Mowing or under brushing may be permitted for fire protection purposes only. The limits of mowing/under brushing will depend on the proximity of the habitable structure to the Government Property Line and other private boundaries. The maximum allowed limits of mowing will be a radius of 100 feet from the foundation of a habitable structure to the public land. Shoreline modification are subject to the following conditions: trimming, limbing or topping of trees is prohibited; only hand-operated tools and noncommercial riding lawn mowers may be used; trees larger that 2-inch diameter (measured 4.5 feet from the ground) may not be removed. No flowering trees or shrubs, including but not limited to dogwood, redbud, serviceberry, deciduous holly, hawthorn species and buck berry bush may not be cut regardless of size. A permit is required prior to any work on government property.

Pedestrian path to the lake, six feet or less in width, may be permitted. The path must follow a meandering route to prevent erosion and avoid the need for removal of trees, vegetation or leaves. The permit does not convey the right to construct any structure (steps, bridges, etc) in connection with the path. No landscape lighting is permitted.

Dead trees or broken limbs which may cause damage to private property, or obstruct a path may be cut. A ranger will inspect and approve any removal of hazardous trees or limbs.
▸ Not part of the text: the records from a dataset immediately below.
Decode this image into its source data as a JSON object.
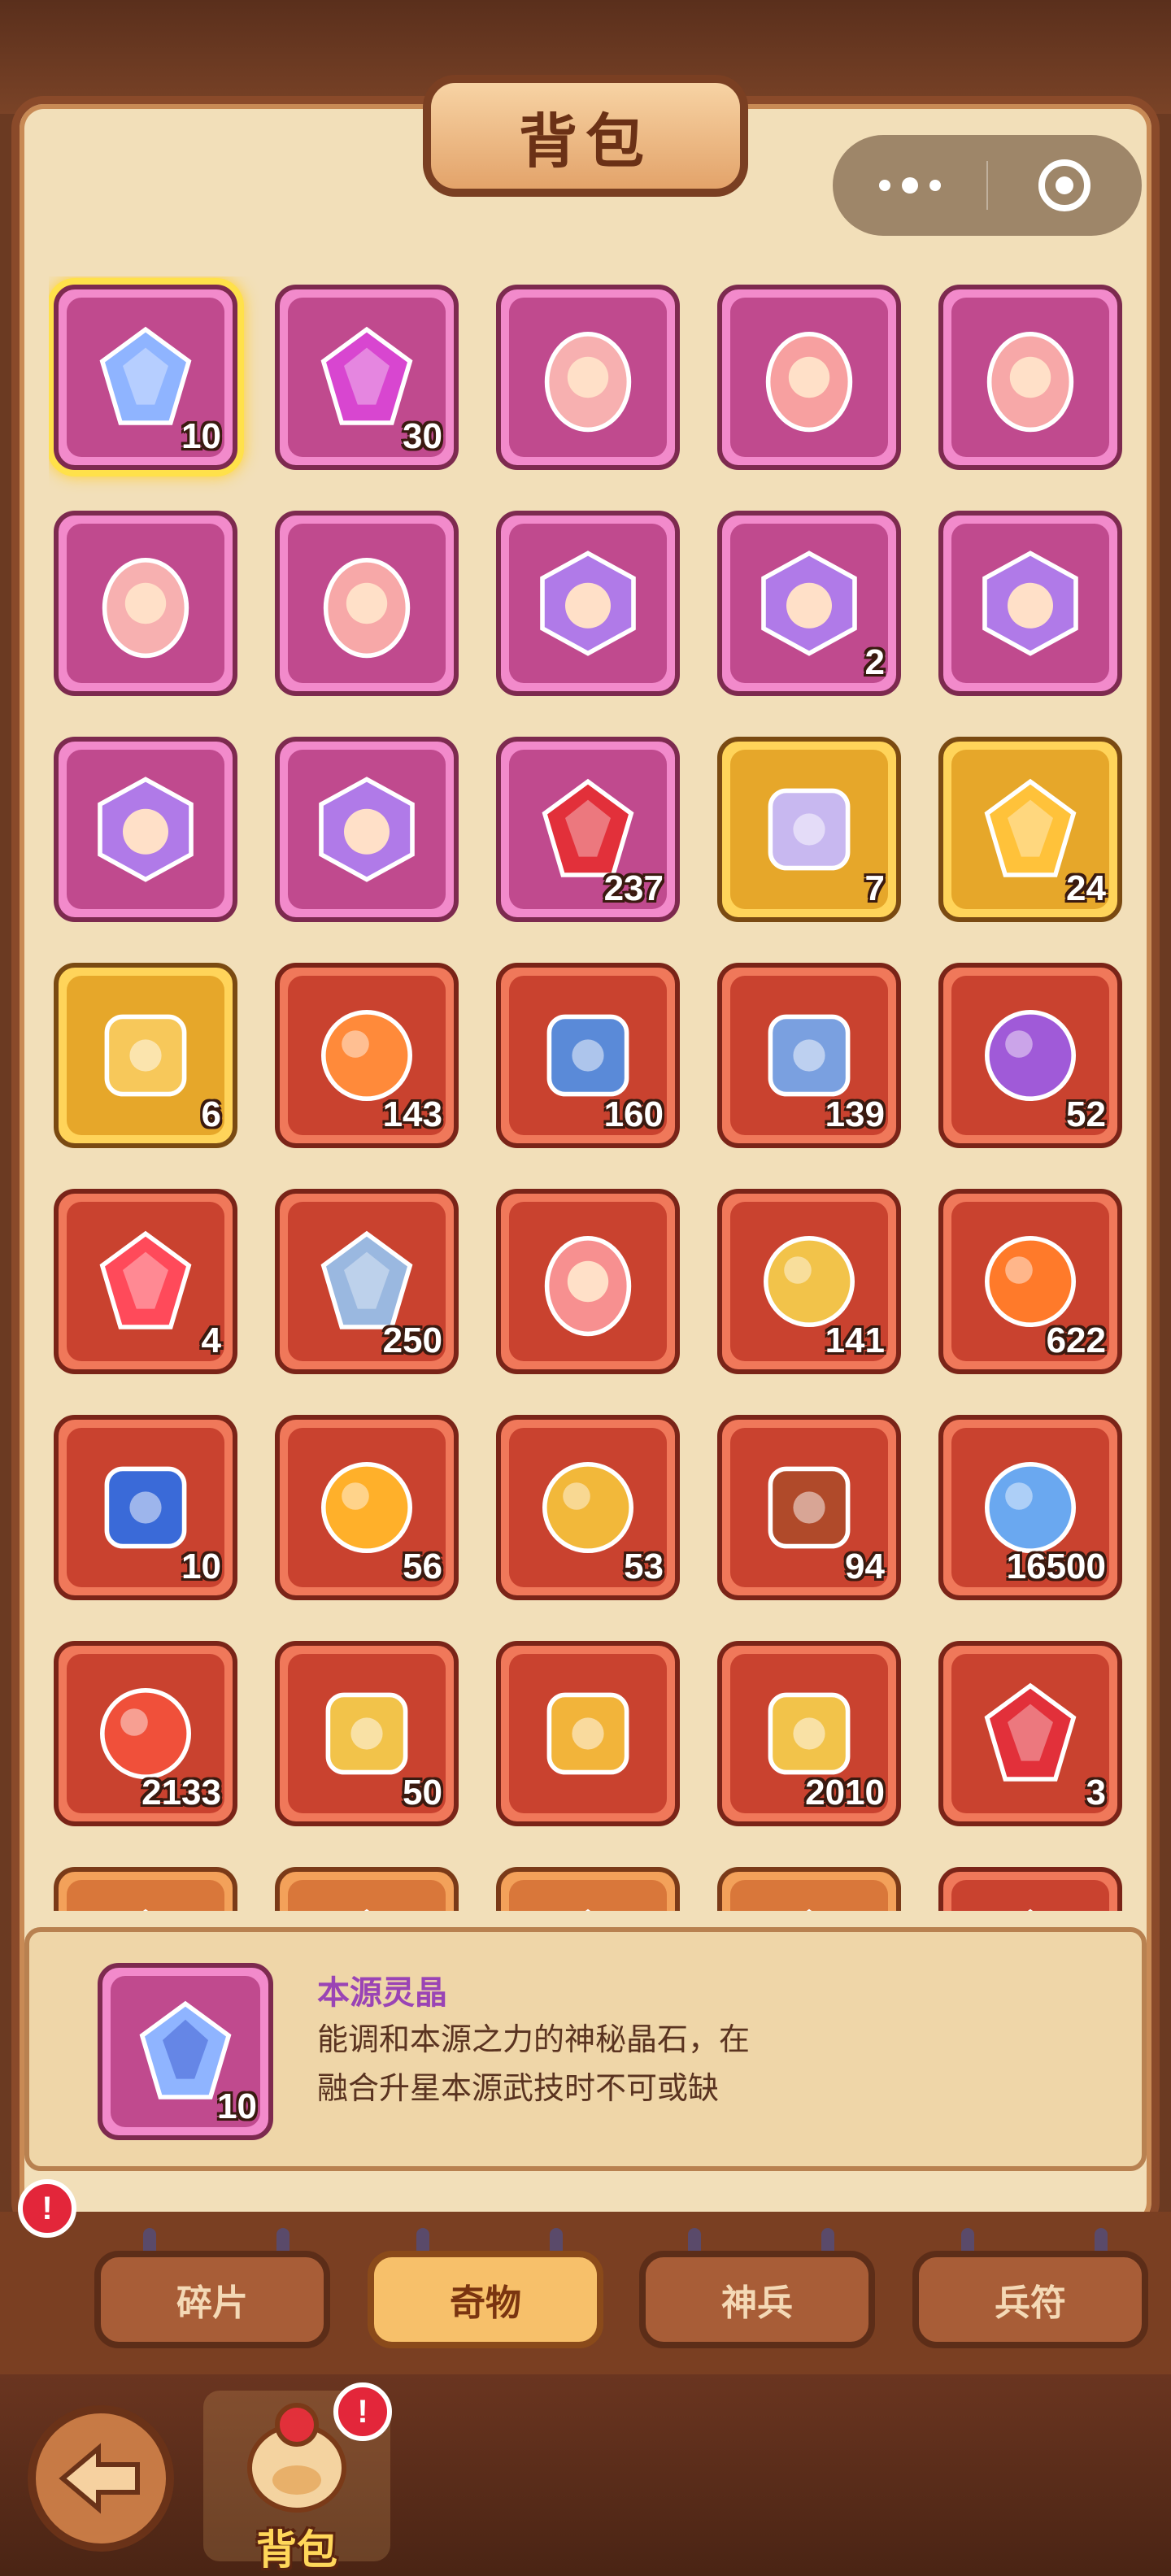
{
  "header": {
    "title": "背包"
  },
  "grid": {
    "items": [
      {
        "name": "crystal-blue-icon",
        "color": "pink",
        "count": "10",
        "selected": true,
        "glyph": "#8fb4ff"
      },
      {
        "name": "crystal-magenta-icon",
        "color": "pink",
        "count": "30",
        "glyph": "#d846d0"
      },
      {
        "name": "hero-egg-icon",
        "color": "pink",
        "count": "",
        "glyph": "#f7b0b0"
      },
      {
        "name": "hero-egg-icon",
        "color": "pink",
        "count": "",
        "glyph": "#f7a0a0"
      },
      {
        "name": "hero-egg-icon",
        "color": "pink",
        "count": "",
        "glyph": "#f7a8a8"
      },
      {
        "name": "hero-egg-icon",
        "color": "pink",
        "count": "",
        "glyph": "#f7b0b0"
      },
      {
        "name": "hero-egg-icon",
        "color": "pink",
        "count": "",
        "glyph": "#f7a8a8"
      },
      {
        "name": "hero-gem-icon",
        "color": "pink",
        "count": "",
        "glyph": "#b07ae8"
      },
      {
        "name": "hero-gem-icon",
        "color": "pink",
        "count": "2",
        "glyph": "#b07ae8"
      },
      {
        "name": "hero-gem-icon",
        "color": "pink",
        "count": "",
        "glyph": "#b07ae8"
      },
      {
        "name": "hero-gem-icon",
        "color": "pink",
        "count": "",
        "glyph": "#b07ae8"
      },
      {
        "name": "hero-gem-icon",
        "color": "pink",
        "count": "",
        "glyph": "#b07ae8"
      },
      {
        "name": "red-crystal-icon",
        "color": "pink",
        "count": "237",
        "glyph": "#e2303a"
      },
      {
        "name": "cards-icon",
        "color": "gold",
        "count": "7",
        "glyph": "#c8b8f0"
      },
      {
        "name": "gold-crystal-icon",
        "color": "gold",
        "count": "24",
        "glyph": "#ffc23a"
      },
      {
        "name": "scroll-gold-icon",
        "color": "gold",
        "count": "6",
        "glyph": "#f7c85a"
      },
      {
        "name": "flame-swirl-icon",
        "color": "red",
        "count": "143",
        "glyph": "#ff8a3a"
      },
      {
        "name": "blue-scroll-icon",
        "color": "red",
        "count": "160",
        "glyph": "#5a8ad8"
      },
      {
        "name": "book-icon",
        "color": "red",
        "count": "139",
        "glyph": "#7aa0e0"
      },
      {
        "name": "purple-orb-icon",
        "color": "red",
        "count": "52",
        "glyph": "#a05ad8"
      },
      {
        "name": "red-stone-icon",
        "color": "red",
        "count": "4",
        "glyph": "#ff4a5a"
      },
      {
        "name": "rune-stone-icon",
        "color": "red",
        "count": "250",
        "glyph": "#9ab8e0"
      },
      {
        "name": "hero-egg-icon",
        "color": "red",
        "count": "",
        "glyph": "#f79090"
      },
      {
        "name": "gold-ring-icon",
        "color": "red",
        "count": "141",
        "glyph": "#f2c34a"
      },
      {
        "name": "fire-orb-icon",
        "color": "red",
        "count": "622",
        "glyph": "#ff7a2a"
      },
      {
        "name": "treasure-chest-icon",
        "color": "red",
        "count": "10",
        "glyph": "#3a6ad8"
      },
      {
        "name": "golden-orb-icon",
        "color": "red",
        "count": "56",
        "glyph": "#ffb02a"
      },
      {
        "name": "golden-bell-icon",
        "color": "red",
        "count": "53",
        "glyph": "#f2b83a"
      },
      {
        "name": "food-box-icon",
        "color": "red",
        "count": "94",
        "glyph": "#b04a2a"
      },
      {
        "name": "potion-bottle-icon",
        "color": "red",
        "count": "16500",
        "glyph": "#6aa8f0"
      },
      {
        "name": "red-cloud-icon",
        "color": "red",
        "count": "2133",
        "glyph": "#f0503a"
      },
      {
        "name": "golden-key-icon",
        "color": "red",
        "count": "50",
        "glyph": "#f2c34a"
      },
      {
        "name": "golden-token-icon",
        "color": "red",
        "count": "",
        "glyph": "#f2b43a"
      },
      {
        "name": "jade-scroll-icon",
        "color": "red",
        "count": "2010",
        "glyph": "#f2c34a"
      },
      {
        "name": "red-jewel-icon",
        "color": "red",
        "count": "3",
        "glyph": "#e2303a"
      },
      {
        "name": "partial-item-icon",
        "color": "orange",
        "count": "",
        "glyph": "#c8b8f0"
      },
      {
        "name": "partial-item-icon",
        "color": "orange",
        "count": "",
        "glyph": "#f2c34a"
      },
      {
        "name": "partial-item-icon",
        "color": "orange",
        "count": "",
        "glyph": "#7aa0e0"
      },
      {
        "name": "partial-item-icon",
        "color": "orange",
        "count": "",
        "glyph": "#f2c34a"
      },
      {
        "name": "partial-item-icon",
        "color": "red",
        "count": "",
        "glyph": "#ff4a5a"
      }
    ]
  },
  "detail": {
    "name": "本源灵晶",
    "line1": "能调和本源之力的神秘晶石，在",
    "line2": "融合升星本源武技时不可或缺",
    "count": "10"
  },
  "tabs": [
    {
      "label": "碎片",
      "active": false,
      "badge": "!"
    },
    {
      "label": "奇物",
      "active": true
    },
    {
      "label": "神兵",
      "active": false
    },
    {
      "label": "兵符",
      "active": false
    }
  ],
  "bottom": {
    "bag_label": "背包",
    "bag_badge": "!"
  }
}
Requests involving commercial development, rights-of-way, changes in the landform (steps, stairs, waterlines, power lines, grading, cutting or fills) launching ramps, roads or establishment of land-based support facilities will be evaluated by the Little Rock District Real Estate Branch. Approval will be granted by the Chief, Real Estate Branch. Contact the Beaver Lake Project Office for assistance and information.
Flowage easements were acquired above the blocked out fee acquisition line up to, as a general rule, elevation 1,135 or 1,148 m.s.l. A flowage easement gives the Government the perpetual right to flood privately owned land, if necessary, for the operation of the project and to prohibit any structures for human habitation or sewage facilities. Other types of structures on flowage easement must be approved prior to construction. In those areas where acquisition of easements on extremely small areas was not practical, the blocked out line for fee acquisition was extended to include the easement contour. As a result of this blocking out process, the Government boundary is a very uneven line rather than a simple contour line around the lake.